Los Angeles, 1996.

Here, in this mesmerizing body of work, Testino delves beneath the surface of things, exploring the connections between art, eroticism, fashion, and fantasy. Flesh and fashion blur into a kaleidoscope of pleasures so that one becomes absolutely enthralled by the joy that the human body evokes. Masculinity and femininity meld into one as Testino’s models tempt, tease, and frolic hither and yon.

In the book, Testino speaks with Carine Roitfeld about his work, and the way in which art imitates life. He reveals, “…Seduction is, I think, much more interesting than sex itself. Seduction is a kind of energy and you can use it in different atmospheres with different people. Sex is more focused on the person, and I like everything else that’s going on around the person.”

Marisa Miller, Vogue Italia, Paris 2000.

That sensibility permeates every photograph Testino takes. We sense that there is nothing he loves so much as raising the camera to his eye and discovering the ways in which the picture can become a form of seduction all its own. The decision to partner with the Helmut Newton Foundation further underscores this practice, for both artists share a love of the transgressive abilities of the photograph.

Roitfeld observes, “What I like about Newton was that everything he did always looked completely normal. He never tried too hard. And I think that’s the main thing that I got from him. He had a talent for making anything seem normal, even the most improbable situations.”

Marina Dias, Paris, The Face, 2000.

Newton’s ability to normalize set the bar, forever removing the respectability politics from the fashion photograph. He simply said it was so and the world nodded along, transfixed by the dramatic emotion and strength he captured in the still image. In this same way, Testino follows suit, creating a space where the bare flesh is as much a thing of adornment as the clothing itself.

Testino approaches the body as an element of fashion and style all its own; how he uses nudity to get the very best out of his models, adding new levels of depth and cultivating fresh energies from familiar faces; and how he creates splendor in things many hide from view; he can make body hair elegant and enticing in ways no one else could.

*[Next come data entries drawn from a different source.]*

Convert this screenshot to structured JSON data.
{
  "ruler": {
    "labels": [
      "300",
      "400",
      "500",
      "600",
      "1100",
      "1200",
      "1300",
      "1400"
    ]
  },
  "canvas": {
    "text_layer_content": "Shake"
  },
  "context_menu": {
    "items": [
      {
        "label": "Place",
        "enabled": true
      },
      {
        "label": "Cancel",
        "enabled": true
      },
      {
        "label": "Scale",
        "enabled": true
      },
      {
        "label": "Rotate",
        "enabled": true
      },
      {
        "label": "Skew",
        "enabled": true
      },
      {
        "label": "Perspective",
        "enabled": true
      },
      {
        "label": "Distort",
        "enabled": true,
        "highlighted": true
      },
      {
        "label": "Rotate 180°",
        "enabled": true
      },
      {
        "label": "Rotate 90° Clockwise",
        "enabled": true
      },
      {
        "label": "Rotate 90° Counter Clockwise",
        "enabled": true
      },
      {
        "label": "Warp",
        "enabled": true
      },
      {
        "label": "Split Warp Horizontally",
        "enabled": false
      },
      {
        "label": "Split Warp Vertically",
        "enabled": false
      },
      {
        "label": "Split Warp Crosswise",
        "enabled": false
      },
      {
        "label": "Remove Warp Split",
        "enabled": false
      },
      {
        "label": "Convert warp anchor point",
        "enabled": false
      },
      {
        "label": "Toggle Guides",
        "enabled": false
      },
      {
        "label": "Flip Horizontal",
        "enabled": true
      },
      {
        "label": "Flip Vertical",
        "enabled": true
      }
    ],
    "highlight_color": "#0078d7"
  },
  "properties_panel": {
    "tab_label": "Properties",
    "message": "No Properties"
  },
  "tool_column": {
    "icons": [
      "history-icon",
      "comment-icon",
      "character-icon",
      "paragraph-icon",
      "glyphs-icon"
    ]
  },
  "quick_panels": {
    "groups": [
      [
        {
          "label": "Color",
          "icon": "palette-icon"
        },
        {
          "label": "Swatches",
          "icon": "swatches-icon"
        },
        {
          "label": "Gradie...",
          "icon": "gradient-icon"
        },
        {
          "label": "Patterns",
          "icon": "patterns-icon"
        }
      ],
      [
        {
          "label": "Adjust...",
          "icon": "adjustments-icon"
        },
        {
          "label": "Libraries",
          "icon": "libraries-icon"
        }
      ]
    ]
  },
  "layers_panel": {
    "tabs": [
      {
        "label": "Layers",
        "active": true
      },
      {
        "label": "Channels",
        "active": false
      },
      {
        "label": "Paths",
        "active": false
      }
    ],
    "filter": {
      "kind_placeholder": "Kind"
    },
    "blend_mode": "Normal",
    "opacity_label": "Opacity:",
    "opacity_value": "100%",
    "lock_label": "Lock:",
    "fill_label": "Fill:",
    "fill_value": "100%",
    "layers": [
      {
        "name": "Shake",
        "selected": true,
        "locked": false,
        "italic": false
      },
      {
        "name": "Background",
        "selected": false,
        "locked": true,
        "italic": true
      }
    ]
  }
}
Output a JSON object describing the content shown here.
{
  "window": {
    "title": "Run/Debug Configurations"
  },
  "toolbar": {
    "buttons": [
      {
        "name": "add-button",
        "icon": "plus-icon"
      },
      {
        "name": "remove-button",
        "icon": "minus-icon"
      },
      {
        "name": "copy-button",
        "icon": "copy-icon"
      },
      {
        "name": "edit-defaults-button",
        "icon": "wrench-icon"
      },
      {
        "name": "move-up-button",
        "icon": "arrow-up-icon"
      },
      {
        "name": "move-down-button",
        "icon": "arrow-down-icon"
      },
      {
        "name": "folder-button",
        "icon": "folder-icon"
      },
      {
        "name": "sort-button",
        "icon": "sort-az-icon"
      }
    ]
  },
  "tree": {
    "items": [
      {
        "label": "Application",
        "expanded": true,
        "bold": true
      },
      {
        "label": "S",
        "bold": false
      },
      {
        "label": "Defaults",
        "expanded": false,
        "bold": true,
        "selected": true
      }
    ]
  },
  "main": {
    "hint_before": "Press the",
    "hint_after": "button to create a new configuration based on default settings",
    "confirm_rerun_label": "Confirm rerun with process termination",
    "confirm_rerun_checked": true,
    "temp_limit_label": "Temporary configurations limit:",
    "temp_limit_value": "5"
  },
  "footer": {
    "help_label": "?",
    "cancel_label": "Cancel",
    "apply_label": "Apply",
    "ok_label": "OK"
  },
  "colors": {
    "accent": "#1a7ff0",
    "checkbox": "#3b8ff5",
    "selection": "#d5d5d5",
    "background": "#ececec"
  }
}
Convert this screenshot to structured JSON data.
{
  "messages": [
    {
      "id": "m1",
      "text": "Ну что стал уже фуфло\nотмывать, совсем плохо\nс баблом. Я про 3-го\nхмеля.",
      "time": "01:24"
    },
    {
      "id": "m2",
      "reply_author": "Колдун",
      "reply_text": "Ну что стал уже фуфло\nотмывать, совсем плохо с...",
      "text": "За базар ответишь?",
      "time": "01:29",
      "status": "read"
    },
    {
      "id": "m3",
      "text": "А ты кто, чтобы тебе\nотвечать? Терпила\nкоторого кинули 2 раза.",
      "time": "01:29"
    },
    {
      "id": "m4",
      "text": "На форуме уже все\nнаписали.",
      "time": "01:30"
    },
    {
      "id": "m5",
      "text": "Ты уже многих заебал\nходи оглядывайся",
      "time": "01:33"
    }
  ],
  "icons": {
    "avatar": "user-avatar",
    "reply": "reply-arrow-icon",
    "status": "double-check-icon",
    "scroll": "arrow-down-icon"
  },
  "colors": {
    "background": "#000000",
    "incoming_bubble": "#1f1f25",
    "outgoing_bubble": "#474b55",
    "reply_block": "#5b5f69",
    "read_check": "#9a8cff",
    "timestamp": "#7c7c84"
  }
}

Paris, Vogue Hommes International, 1999.

Ultimately, Testino’s goal was not to stun or scandalize, but to lull the viewer into a state of bliss that comes from the thrill of looking at the world. Testino asks Roitfeld, “But do you think that we were trying to seduce with our photographs – to shock, to push the envelope, to surprise? I’d say that perhaps what we wanted to show is that everything is possible, and anything can be accepted.”

All photos: © Mario Testino, courtesy of Taschen.

Miss Rosen is a journalist covering art, photography, culture, and books. Her byline has appeared in L’Uomo Vogue, Vogue Online, The Undefeated, Dazed Digital, Aperture Online, and Feature Shoot. Follow her on Twitter @Miss_Rosen.